Illnesses, transportation problems, or conflicts with caregivers necessitate missing work to fill gaps in care. For example, "My sitter just canceled last minute, and I have no one else available to watch my kids today."

7. Home emergencies

Situations like flood damage, power outages, or appliance breakdowns require time off for repairs and cleanup. Don‘t forget to offer solutions like remote work if possible. "A pipe burst and flooded my basement. I need to be home today for emergency cleanup and repairs. I should be able to work remotely tomorrow."

8. Pet emergencies or illnesses

Pets are like family, and many employers understand the bond. Emergencies like injuries, escapes, or sudden illnesses are viewed similarly to child emergencies. "My dog got loose and was hit by a car. I need to take her to the emergency vet right away."

9. School meetings and events

Let your employer know if a child has an important school event that requires your attendance, like a disciplinary hearing or awards ceremony. These are viewed as legitimate child-related absences.

10. Funerals

Death in the family necessitates bereavement leave for logistical arrangements and grieving. Employers expect notification as soon as possible. "My uncle just passed away unexpectedly. I need to take the next few days for the funeral and to be with my family."

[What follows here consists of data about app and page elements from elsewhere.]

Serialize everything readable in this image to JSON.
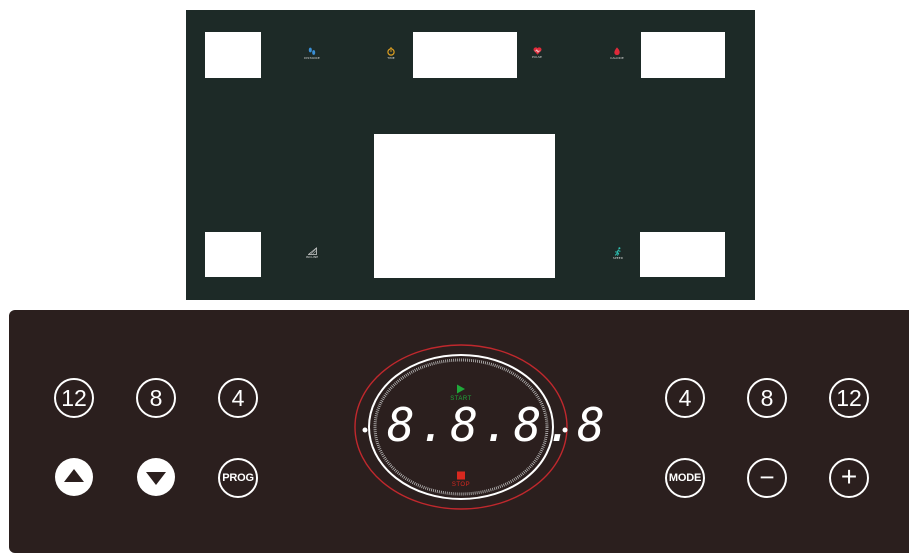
{
  "display_panel": {
    "indicators": {
      "distance": {
        "label": "DISTANCE",
        "icon": "footprints-icon",
        "color": "#3a8fd6"
      },
      "time": {
        "label": "TIME",
        "icon": "stopwatch-icon",
        "color": "#e0a020"
      },
      "pulse": {
        "label": "PULSE",
        "icon": "heart-icon",
        "color": "#e02a3a"
      },
      "calorie": {
        "label": "CALORIE",
        "icon": "flame-icon",
        "color": "#e02a3a"
      },
      "incline": {
        "label": "INCLINE",
        "icon": "incline-icon",
        "color": "#cfcfcf"
      },
      "speed": {
        "label": "SPEED",
        "icon": "runner-icon",
        "color": "#2ec4b6"
      }
    }
  },
  "console": {
    "left_quick_keys": [
      "12",
      "8",
      "4"
    ],
    "right_quick_keys": [
      "4",
      "8",
      "12"
    ],
    "prog_label": "PROG",
    "mode_label": "MODE",
    "minus_symbol": "−",
    "plus_symbol": "+",
    "center_dial": {
      "start_label": "START",
      "stop_label": "STOP",
      "readout": "8.8.8.8",
      "ring_color": "#c0282d",
      "start_color": "#1fa83a",
      "stop_color": "#d8281f"
    }
  }
}
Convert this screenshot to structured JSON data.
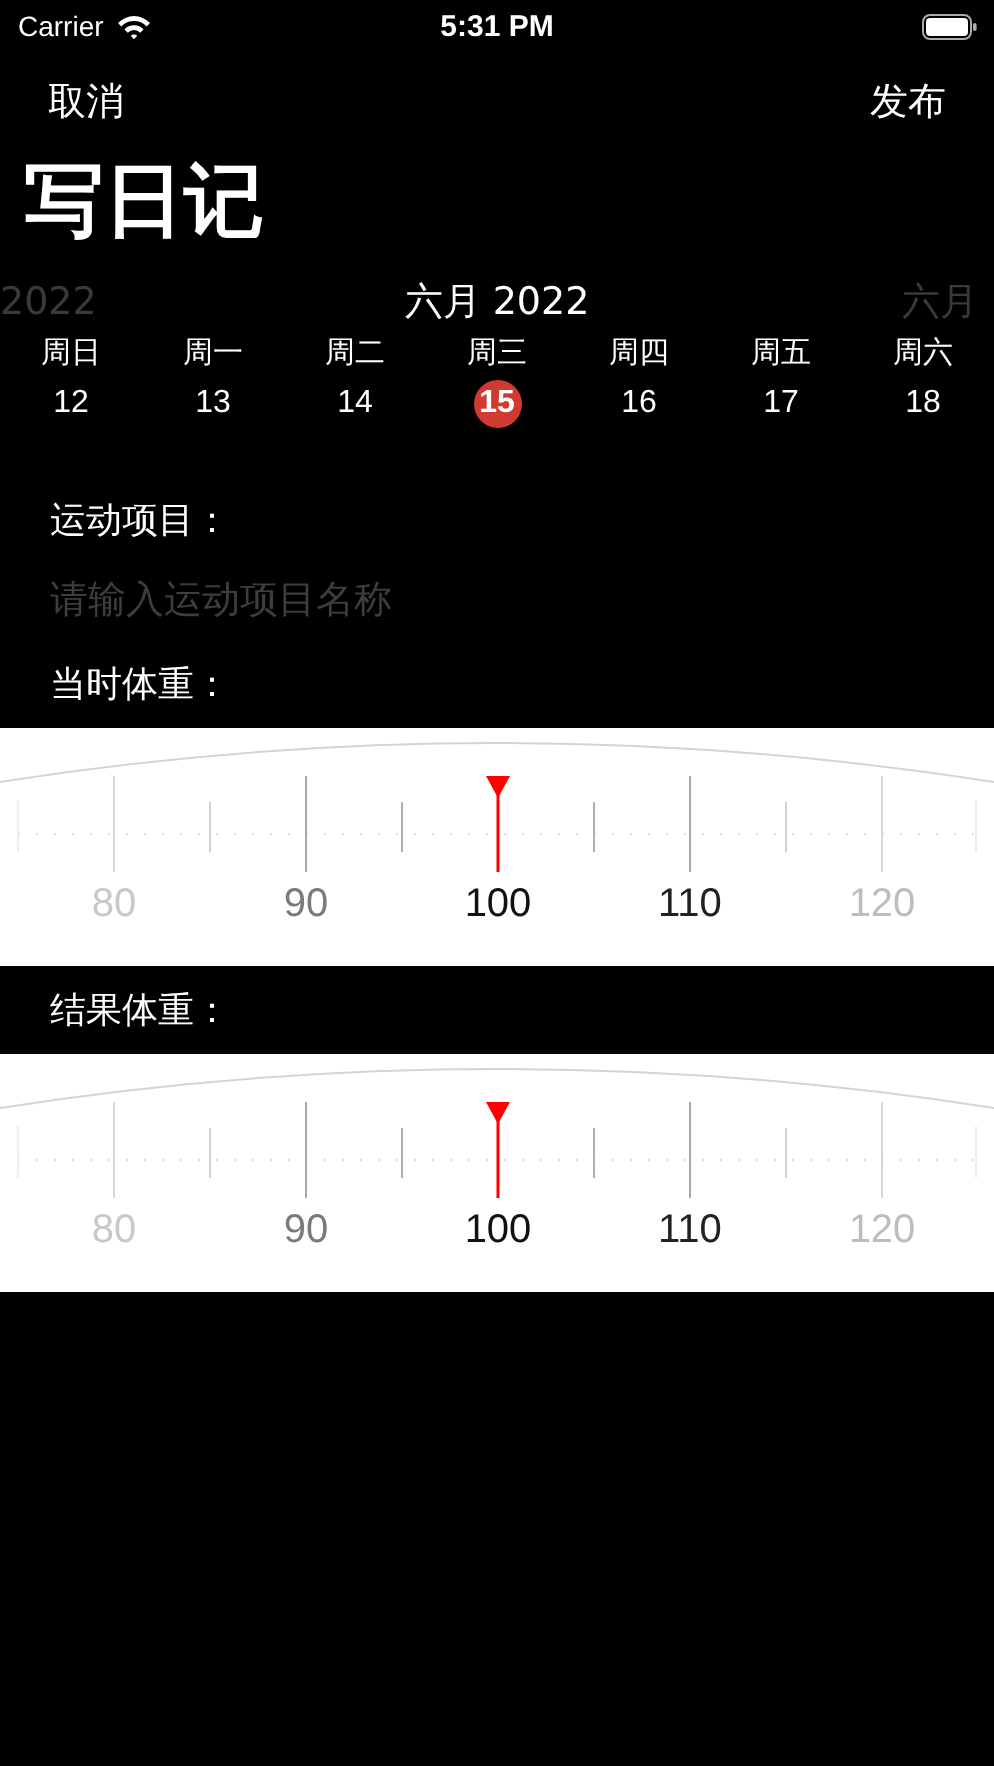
{
  "status_bar": {
    "carrier": "Carrier",
    "time": "5:31 PM"
  },
  "nav": {
    "cancel": "取消",
    "publish": "发布"
  },
  "title": "写日记",
  "calendar": {
    "prev_label": "2022",
    "month": "六月 2022",
    "next_label": "六月",
    "days": [
      {
        "weekday": "周日",
        "date": "12",
        "selected": false
      },
      {
        "weekday": "周一",
        "date": "13",
        "selected": false
      },
      {
        "weekday": "周二",
        "date": "14",
        "selected": false
      },
      {
        "weekday": "周三",
        "date": "15",
        "selected": true
      },
      {
        "weekday": "周四",
        "date": "16",
        "selected": false
      },
      {
        "weekday": "周五",
        "date": "17",
        "selected": false
      },
      {
        "weekday": "周六",
        "date": "18",
        "selected": false
      }
    ]
  },
  "exercise": {
    "label": "运动项目：",
    "placeholder": "请输入运动项目名称"
  },
  "rulers": [
    {
      "label": "当时体重：",
      "ticks": [
        "80",
        "90",
        "100",
        "110",
        "120"
      ]
    },
    {
      "label": "结果体重：",
      "ticks": [
        "80",
        "90",
        "100",
        "110",
        "120"
      ]
    }
  ]
}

11. COVID-related reasons

Pandemic-related needs like illness, exposure, high-risk family members, quarantine, and caretaking are currently acceptable excuses expected by most employers.

Tips for Communicating Family Emergencies Professionally

How you communicate your excuse can impact how your employer receives it. Use these tips to leave no room for skepticism:

  • Give adequate notice when possible – Provide as much advance warning as circumstances allow. Last-minute calls should be reserved for truly sudden emergencies.
  • Watch your tone – Stress or urgency can affect your tone and vocal pitch. Take a breath and consciously speak calmly.
  • Show empathy for their position – Demonstrate understanding of the inconvenience your absence may cause. Offer solutions to ease difficulties where you can.
  • Focus on the facts – Stick to just the necessary details. Don‘t overexplain or provide excuses that can‘t be verified.
  • Follow up in writing – After a phone call, email a summary stating your absence dates and reason to document the discussion.
  • Express appreciation – Thank your employer sincerely for their flexibility and understanding when you return.

Legal Protections for Domestic Care Needs

Be aware that federal and state laws provide job protection if you meet eligibility criteria for family leave. Some examples include:

  • FMLA – Up to 12 weeks of job-protected leave for serious health conditions of immediate family members.
  • State family leave laws – Some states like California and New Jersey have more extensive family leave policies than FMLA.
  • Paid family leave – A handful of states have insurance programs that offer partial wage replacement for caretaking leaves.
  • Americans with Disabilities Act – May provide certain accommodations for caregivers of family members with disabilities.

Consult an HR professional to understand your eligibility and rights before taking extended family emergency leave.

Contingency Planning Tips for Business Owners

As an entrepreneur, it‘s critical to prepare contingency plans that keep your business running smoothly when emergencies arise. Here are some tips:

  • Cross train employees – Ensure staff members are trained to fill in for one another‘s key functions.
  • Implement remote work options – Empower employees to work from home during family crises when possible.
  • Build an emergency fund – Set aside cash reserves to handle workflow gaps or temporary staffing needs.
  • Develop effective systems – Document procedures thoroughly so work can be picked up seamlessly.
  • Set clear leave policies – Create guidelines for paid time off and leaves of absence so expectations are clear.

With some forethought and candid communication, any small business can weather the storms of staff absences from family emergencies.

Emergencies arise despite our best laid plans. By handling crises professionally and with empathy on both sides, employees and employers can find solutions that prioritize family while minimizing impact on work commitments.

To request my free family emergency communications templates, click here [link].